More importantly, people who can’t get vaccines due to compromised immune systems, and are at an even higher risk of serious complications from a disease like shingles or pneumococcal disease, depend on other adults around them getting vaccinated. The same goes for older adults: as we get older, our immune systems get weaker, meaning some immunizations may not be as effective. You’ve probably heard of this before; it’s popularly known as herd immunity. Ensuring our communities are as low-risk as possible is key to healthy aging.

But first…

Here are some vaccine myths that you may have heard. If you’re concerned about any of these points, talk to your doctor, or check out the World Health Organization’s breakdown.

  • False: Vaccines contain unsafe levels of chemicals or toxins.
  • False: Natural immunity is better than immunity through vaccines.
  • False: The annual flu shot is ineffective.

Only you and your doctor can determine what is best for you. But do keep in mind the adults in your community who rely partly on you to keep them safe from diseases like shingles.

So, what vaccines might you need?

You can find out from your doctor, but The Centers for Disease Control and Prevention (CDC) recommends…

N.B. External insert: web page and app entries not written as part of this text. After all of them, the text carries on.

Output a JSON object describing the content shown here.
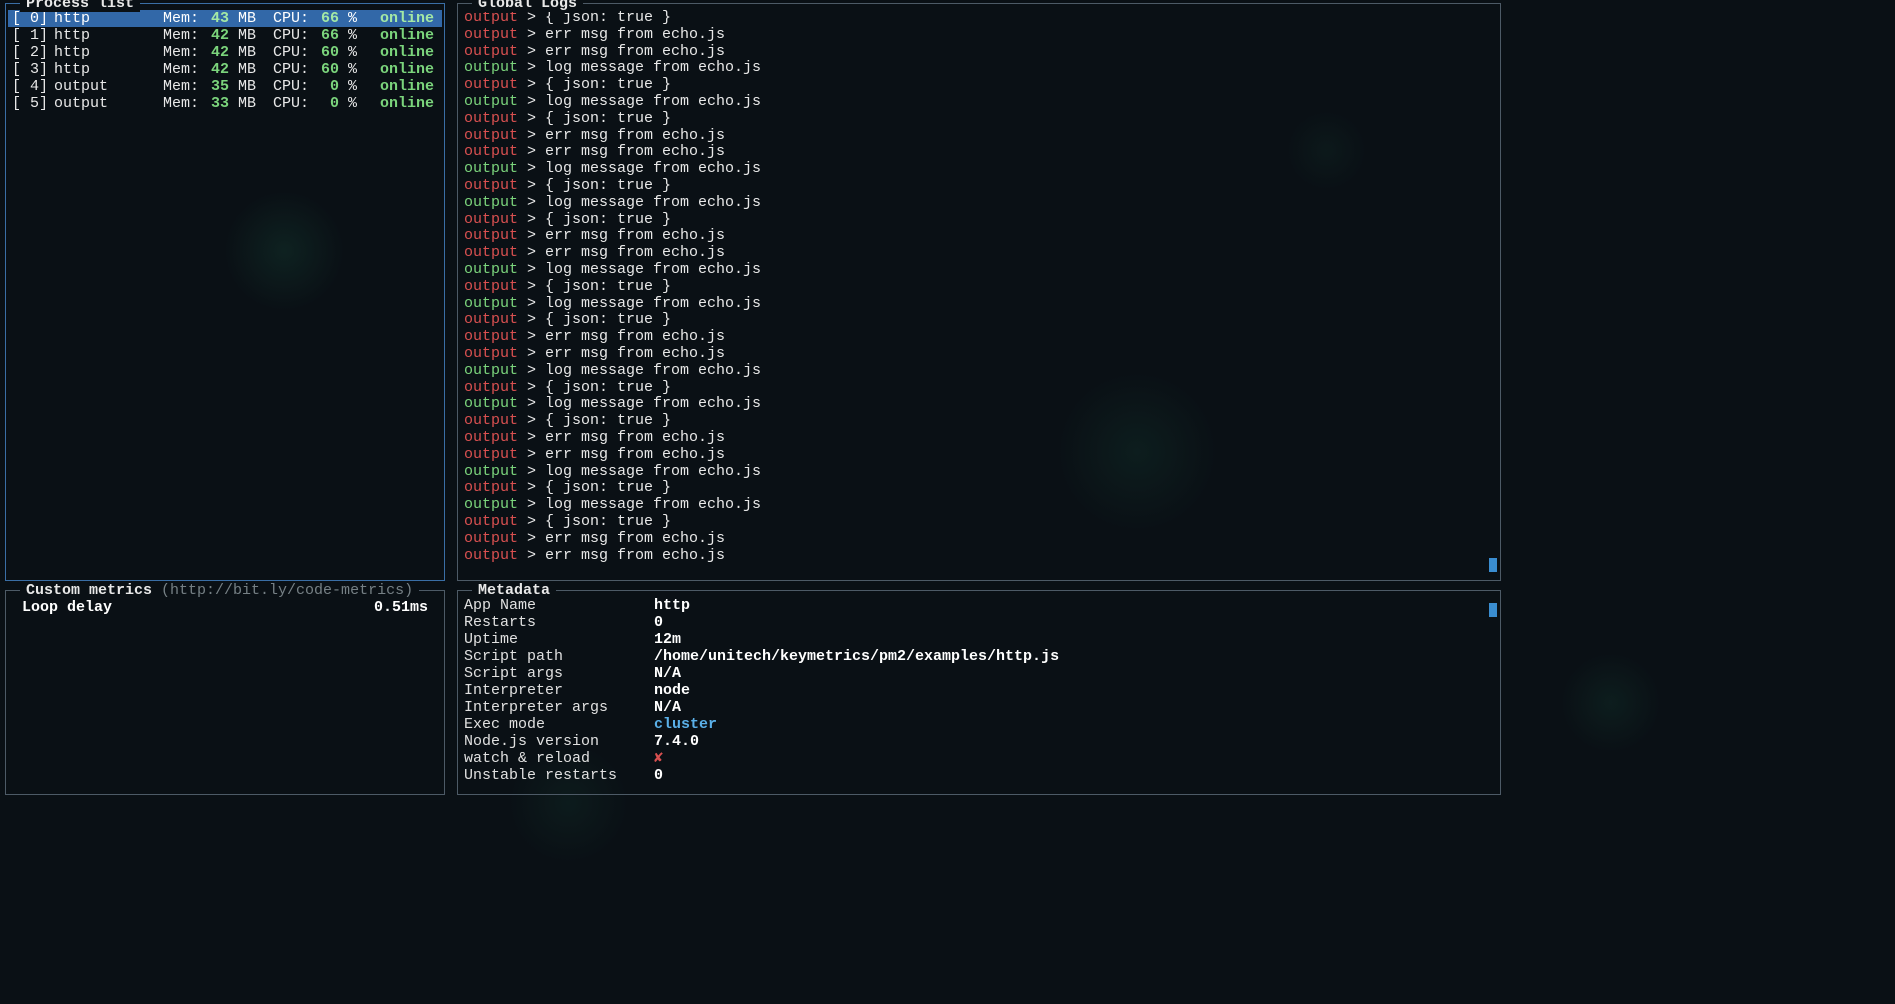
{
  "colors": {
    "accent_green": "#7bd47c",
    "accent_red": "#d95050",
    "accent_blue": "#5ab0e8",
    "selection": "#3268a8",
    "border_active": "#3a6ea5"
  },
  "process_list": {
    "title": "Process list",
    "selected_index": 0,
    "rows": [
      {
        "idx": "[ 0]",
        "name": "http",
        "mem_label": "Mem:",
        "mem_val": "43",
        "mem_unit": " MB",
        "cpu_label": "CPU:",
        "cpu_val": "66",
        "cpu_unit": " %",
        "status": "online"
      },
      {
        "idx": "[ 1]",
        "name": "http",
        "mem_label": "Mem:",
        "mem_val": "42",
        "mem_unit": " MB",
        "cpu_label": "CPU:",
        "cpu_val": "66",
        "cpu_unit": " %",
        "status": "online"
      },
      {
        "idx": "[ 2]",
        "name": "http",
        "mem_label": "Mem:",
        "mem_val": "42",
        "mem_unit": " MB",
        "cpu_label": "CPU:",
        "cpu_val": "60",
        "cpu_unit": " %",
        "status": "online"
      },
      {
        "idx": "[ 3]",
        "name": "http",
        "mem_label": "Mem:",
        "mem_val": "42",
        "mem_unit": " MB",
        "cpu_label": "CPU:",
        "cpu_val": "60",
        "cpu_unit": " %",
        "status": "online"
      },
      {
        "idx": "[ 4]",
        "name": "output",
        "mem_label": "Mem:",
        "mem_val": "35",
        "mem_unit": " MB",
        "cpu_label": "CPU:",
        "cpu_val": "0",
        "cpu_unit": " %",
        "status": "online"
      },
      {
        "idx": "[ 5]",
        "name": "output",
        "mem_label": "Mem:",
        "mem_val": "33",
        "mem_unit": " MB",
        "cpu_label": "CPU:",
        "cpu_val": "0",
        "cpu_unit": " %",
        "status": "online"
      }
    ]
  },
  "global_logs": {
    "title": "Global Logs",
    "rows": [
      {
        "src": "output",
        "color": "red",
        "msg": "> { json: true }"
      },
      {
        "src": "output",
        "color": "red",
        "msg": "> err msg from echo.js"
      },
      {
        "src": "output",
        "color": "red",
        "msg": "> err msg from echo.js"
      },
      {
        "src": "output",
        "color": "green",
        "msg": "> log message from echo.js"
      },
      {
        "src": "output",
        "color": "red",
        "msg": "> { json: true }"
      },
      {
        "src": "output",
        "color": "green",
        "msg": "> log message from echo.js"
      },
      {
        "src": "output",
        "color": "red",
        "msg": "> { json: true }"
      },
      {
        "src": "output",
        "color": "red",
        "msg": "> err msg from echo.js"
      },
      {
        "src": "output",
        "color": "red",
        "msg": "> err msg from echo.js"
      },
      {
        "src": "output",
        "color": "green",
        "msg": "> log message from echo.js"
      },
      {
        "src": "output",
        "color": "red",
        "msg": "> { json: true }"
      },
      {
        "src": "output",
        "color": "green",
        "msg": "> log message from echo.js"
      },
      {
        "src": "output",
        "color": "red",
        "msg": "> { json: true }"
      },
      {
        "src": "output",
        "color": "red",
        "msg": "> err msg from echo.js"
      },
      {
        "src": "output",
        "color": "red",
        "msg": "> err msg from echo.js"
      },
      {
        "src": "output",
        "color": "green",
        "msg": "> log message from echo.js"
      },
      {
        "src": "output",
        "color": "red",
        "msg": "> { json: true }"
      },
      {
        "src": "output",
        "color": "green",
        "msg": "> log message from echo.js"
      },
      {
        "src": "output",
        "color": "red",
        "msg": "> { json: true }"
      },
      {
        "src": "output",
        "color": "red",
        "msg": "> err msg from echo.js"
      },
      {
        "src": "output",
        "color": "red",
        "msg": "> err msg from echo.js"
      },
      {
        "src": "output",
        "color": "green",
        "msg": "> log message from echo.js"
      },
      {
        "src": "output",
        "color": "red",
        "msg": "> { json: true }"
      },
      {
        "src": "output",
        "color": "green",
        "msg": "> log message from echo.js"
      },
      {
        "src": "output",
        "color": "red",
        "msg": "> { json: true }"
      },
      {
        "src": "output",
        "color": "red",
        "msg": "> err msg from echo.js"
      },
      {
        "src": "output",
        "color": "red",
        "msg": "> err msg from echo.js"
      },
      {
        "src": "output",
        "color": "green",
        "msg": "> log message from echo.js"
      },
      {
        "src": "output",
        "color": "red",
        "msg": "> { json: true }"
      },
      {
        "src": "output",
        "color": "green",
        "msg": "> log message from echo.js"
      },
      {
        "src": "output",
        "color": "red",
        "msg": "> { json: true }"
      },
      {
        "src": "output",
        "color": "red",
        "msg": "> err msg from echo.js"
      },
      {
        "src": "output",
        "color": "red",
        "msg": "> err msg from echo.js"
      }
    ]
  },
  "custom_metrics": {
    "title": "Custom metrics",
    "subtitle": "  (http://bit.ly/code-metrics)",
    "rows": [
      {
        "label": "Loop delay",
        "value": "0.51ms"
      }
    ]
  },
  "metadata": {
    "title": "Metadata",
    "rows": [
      {
        "label": "App Name",
        "value": "http",
        "style": "bold"
      },
      {
        "label": "Restarts",
        "value": "0",
        "style": "bold"
      },
      {
        "label": "Uptime",
        "value": "12m",
        "style": "bold"
      },
      {
        "label": "Script path",
        "value": "/home/unitech/keymetrics/pm2/examples/http.js",
        "style": "bold"
      },
      {
        "label": "Script args",
        "value": "N/A",
        "style": "bold"
      },
      {
        "label": "Interpreter",
        "value": "node",
        "style": "bold"
      },
      {
        "label": "Interpreter args",
        "value": "N/A",
        "style": "bold"
      },
      {
        "label": "Exec mode",
        "value": "cluster",
        "style": "blue"
      },
      {
        "label": "Node.js version",
        "value": "7.4.0",
        "style": "bold"
      },
      {
        "label": "watch & reload",
        "value": "✘",
        "style": "red"
      },
      {
        "label": "Unstable restarts",
        "value": "0",
        "style": "bold"
      }
    ]
  }
}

Your annual flu shot. This is especially important if you have a chronic or existing health condition. The flu shot protects against the two or three most prevalent strains during each flu season.

If you didn’t get one as a kid or you’re not sure, the Td or Tdap vaccine prevents tetanus, diphtheria, and pertussis. The CDC recommends a Td booster every 10 years, so ask your doctor if you’re due.

Shingles cases are becoming more common in the United States, and older adults are more likely to experience serious health problems because of it. 1 to 4% of people who get shingles are hospitalized for complications. The shingles vaccine is recommended for anyone who is healthy and over 50.

Remember that idea of herd immunity? Pneumococcal disease is a great example of why it’s important. Pneumococcal vaccines protect against pneumococcal disease and infections in the lungs and bloodstream. Pneumococcal disease can cause pneumonia, sepsis, or meningitis. The bacteria spread through coughing or sneezing, or through direct contact such as kissing. This vaccine is recommended for anyone over 65, or anyone younger than 65 with certain chronic health conditions.

These are just a few of the vaccines that your doctor may recommend, depending on your current health, lifestyle, age, and any existing health conditions. While your local pharmacies, like CVS and Walgreens, may offer a variety of immunizations, it’s always best to consult your doctor before getting any shots.

The CDC has a list of other recommended vaccines, including those you should ask about if you’re preparing to travel or have a special circumstance.